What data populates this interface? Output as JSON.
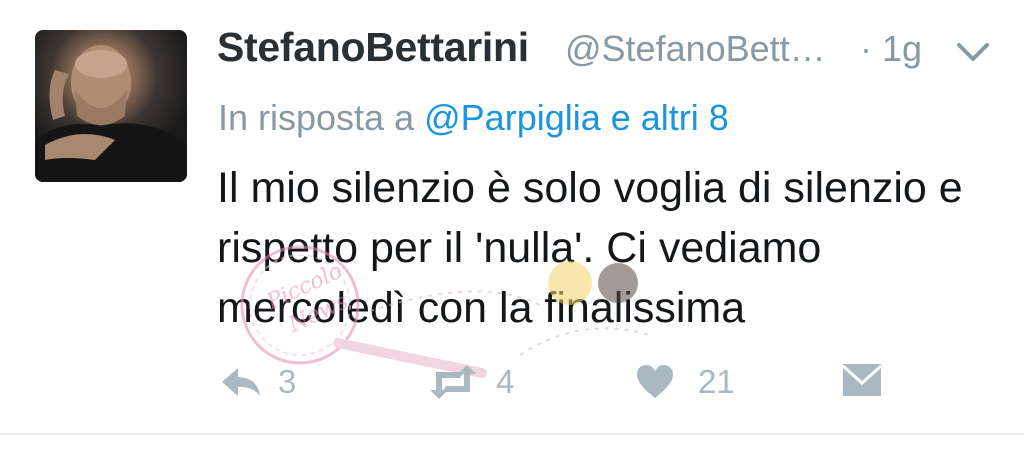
{
  "tweet": {
    "display_name": "StefanoBettarini",
    "handle": "@StefanoBett…",
    "time": "· 1g",
    "reply_prefix": "In risposta a",
    "reply_targets": "@Parpiglia e altri 8",
    "text": "Il mio silenzio è solo voglia di silenzio e rispetto per il 'nulla'. Ci vediamo mercoledì con la finalissima",
    "watermark_text": "Piccolo News"
  },
  "actions": {
    "replies": "3",
    "retweets": "4",
    "likes": "21"
  },
  "icons": {
    "reply": "reply-icon",
    "retweet": "retweet-icon",
    "like": "heart-icon",
    "dm": "envelope-icon",
    "caret": "chevron-down-icon"
  },
  "colors": {
    "name": "#292f33",
    "secondary": "#8899a6",
    "link": "#1b95e0",
    "action_icon": "#aab8c2"
  }
}
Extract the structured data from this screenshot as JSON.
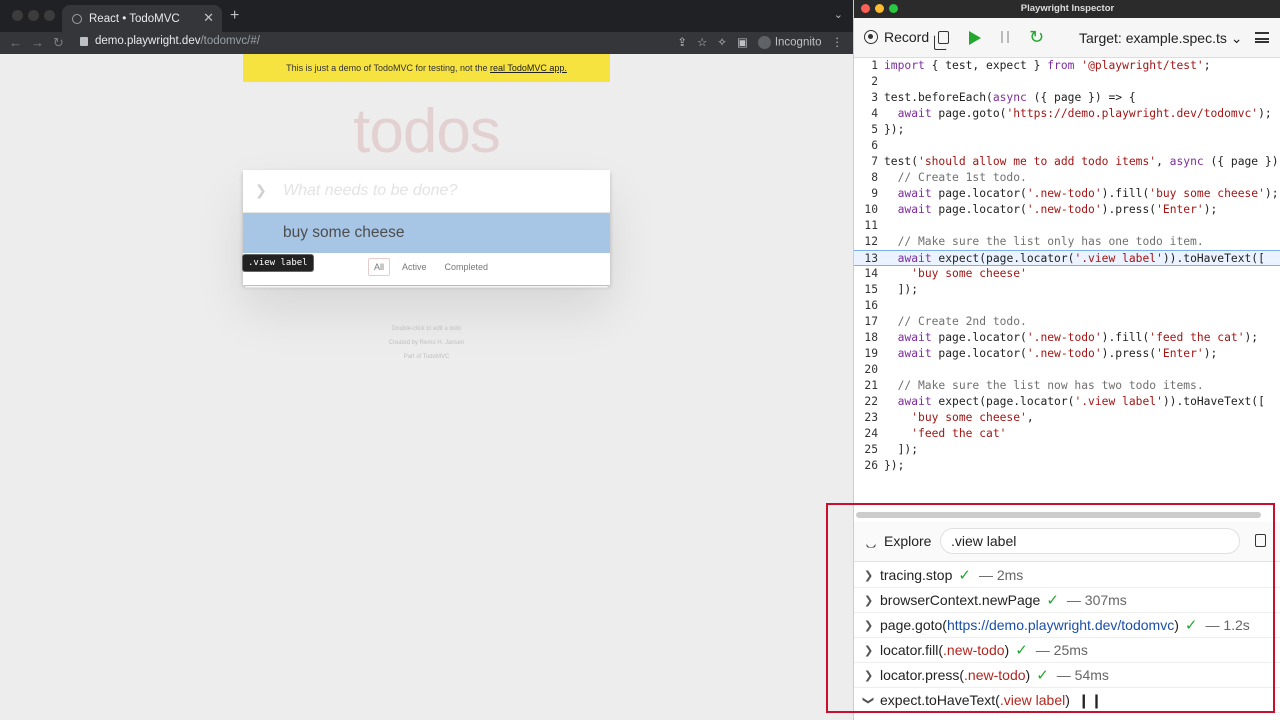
{
  "browser": {
    "tab_title": "React • TodoMVC",
    "url_host": "demo.playwright.dev",
    "url_path": "/todomvc/#/",
    "incognito_label": "Incognito"
  },
  "page": {
    "banner_text": "This is just a demo of TodoMVC for testing, not the ",
    "banner_link": "real TodoMVC app.",
    "title": "todos",
    "new_todo_placeholder": "What needs to be done?",
    "todos": [
      "buy some cheese"
    ],
    "filters": [
      "All",
      "Active",
      "Completed"
    ],
    "selected_filter": "All",
    "tooltip": ".view label",
    "info_lines": [
      "Double-click to edit a todo",
      "Created by Remo H. Jansen",
      "Part of TodoMVC"
    ]
  },
  "inspector": {
    "window_title": "Playwright Inspector",
    "record_label": "Record",
    "target_label": "Target: example.spec.ts",
    "explore_label": "Explore",
    "selector_value": ".view label",
    "active_line": 13,
    "code": [
      "import { test, expect } from '@playwright/test';",
      "",
      "test.beforeEach(async ({ page }) => {",
      "  await page.goto('https://demo.playwright.dev/todomvc');",
      "});",
      "",
      "test('should allow me to add todo items', async ({ page }) =>",
      "  // Create 1st todo.",
      "  await page.locator('.new-todo').fill('buy some cheese');",
      "  await page.locator('.new-todo').press('Enter');",
      "",
      "  // Make sure the list only has one todo item.",
      "  await expect(page.locator('.view label')).toHaveText([",
      "    'buy some cheese'",
      "  ]);",
      "",
      "  // Create 2nd todo.",
      "  await page.locator('.new-todo').fill('feed the cat');",
      "  await page.locator('.new-todo').press('Enter');",
      "",
      "  // Make sure the list now has two todo items.",
      "  await expect(page.locator('.view label')).toHaveText([",
      "    'buy some cheese',",
      "    'feed the cat'",
      "  ]);",
      "});"
    ],
    "call_log": [
      {
        "method": "tracing.stop",
        "arg": "",
        "arg_type": "",
        "status": "done",
        "duration": "— 2ms"
      },
      {
        "method": "browserContext.newPage",
        "arg": "",
        "arg_type": "",
        "status": "done",
        "duration": "— 307ms"
      },
      {
        "method": "page.goto",
        "arg": "https://demo.playwright.dev/todomvc",
        "arg_type": "url",
        "status": "done",
        "duration": "— 1.2s"
      },
      {
        "method": "locator.fill",
        "arg": ".new-todo",
        "arg_type": "selector",
        "status": "done",
        "duration": "— 25ms"
      },
      {
        "method": "locator.press",
        "arg": ".new-todo",
        "arg_type": "selector",
        "status": "done",
        "duration": "— 54ms"
      },
      {
        "method": "expect.toHaveText",
        "arg": ".view label",
        "arg_type": "selector",
        "status": "paused",
        "duration": ""
      }
    ]
  },
  "colors": {
    "accent_green": "#22a82f",
    "highlight_red": "#c8102e",
    "todo_highlight": "#a7c5e4",
    "banner_yellow": "#f6e33f"
  }
}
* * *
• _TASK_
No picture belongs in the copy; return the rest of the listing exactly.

• _RESPONSE TO THIS EXERCISE_
What data populates this interface? Output as JSON.
{
  "tweet": {
    "display_name": "StefanoBettarini",
    "handle": "@StefanoBett…",
    "time": "· 1g",
    "reply_prefix": "In risposta a",
    "reply_targets": "@Parpiglia e altri 8",
    "text": "Il mio silenzio è solo voglia di silenzio e rispetto per il 'nulla'. Ci vediamo mercoledì con la finalissima",
    "watermark_text": "Piccolo News"
  },
  "actions": {
    "replies": "3",
    "retweets": "4",
    "likes": "21"
  },
  "icons": {
    "reply": "reply-icon",
    "retweet": "retweet-icon",
    "like": "heart-icon",
    "dm": "envelope-icon",
    "caret": "chevron-down-icon"
  },
  "colors": {
    "name": "#292f33",
    "secondary": "#8899a6",
    "link": "#1b95e0",
    "action_icon": "#aab8c2"
  }
}
Extract the structured data from this screenshot as JSON.
{
  "browser": {
    "tab_title": "React • TodoMVC",
    "url_host": "demo.playwright.dev",
    "url_path": "/todomvc/#/",
    "incognito_label": "Incognito"
  },
  "page": {
    "banner_text": "This is just a demo of TodoMVC for testing, not the ",
    "banner_link": "real TodoMVC app.",
    "title": "todos",
    "new_todo_placeholder": "What needs to be done?",
    "todos": [
      "buy some cheese"
    ],
    "filters": [
      "All",
      "Active",
      "Completed"
    ],
    "selected_filter": "All",
    "tooltip": ".view label",
    "info_lines": [
      "Double-click to edit a todo",
      "Created by Remo H. Jansen",
      "Part of TodoMVC"
    ]
  },
  "inspector": {
    "window_title": "Playwright Inspector",
    "record_label": "Record",
    "target_label": "Target: example.spec.ts",
    "explore_label": "Explore",
    "selector_value": ".view label",
    "active_line": 13,
    "code": [
      "import { test, expect } from '@playwright/test';",
      "",
      "test.beforeEach(async ({ page }) => {",
      "  await page.goto('https://demo.playwright.dev/todomvc');",
      "});",
      "",
      "test('should allow me to add todo items', async ({ page }) =>",
      "  // Create 1st todo.",
      "  await page.locator('.new-todo').fill('buy some cheese');",
      "  await page.locator('.new-todo').press('Enter');",
      "",
      "  // Make sure the list only has one todo item.",
      "  await expect(page.locator('.view label')).toHaveText([",
      "    'buy some cheese'",
      "  ]);",
      "",
      "  // Create 2nd todo.",
      "  await page.locator('.new-todo').fill('feed the cat');",
      "  await page.locator('.new-todo').press('Enter');",
      "",
      "  // Make sure the list now has two todo items.",
      "  await expect(page.locator('.view label')).toHaveText([",
      "    'buy some cheese',",
      "    'feed the cat'",
      "  ]);",
      "});"
    ],
    "call_log": [
      {
        "method": "tracing.stop",
        "arg": "",
        "arg_type": "",
        "status": "done",
        "duration": "— 2ms"
      },
      {
        "method": "browserContext.newPage",
        "arg": "",
        "arg_type": "",
        "status": "done",
        "duration": "— 307ms"
      },
      {
        "method": "page.goto",
        "arg": "https://demo.playwright.dev/todomvc",
        "arg_type": "url",
        "status": "done",
        "duration": "— 1.2s"
      },
      {
        "method": "locator.fill",
        "arg": ".new-todo",
        "arg_type": "selector",
        "status": "done",
        "duration": "— 25ms"
      },
      {
        "method": "locator.press",
        "arg": ".new-todo",
        "arg_type": "selector",
        "status": "done",
        "duration": "— 54ms"
      },
      {
        "method": "expect.toHaveText",
        "arg": ".view label",
        "arg_type": "selector",
        "status": "paused",
        "duration": ""
      }
    ]
  },
  "colors": {
    "accent_green": "#22a82f",
    "highlight_red": "#c8102e",
    "todo_highlight": "#a7c5e4",
    "banner_yellow": "#f6e33f"
  }
}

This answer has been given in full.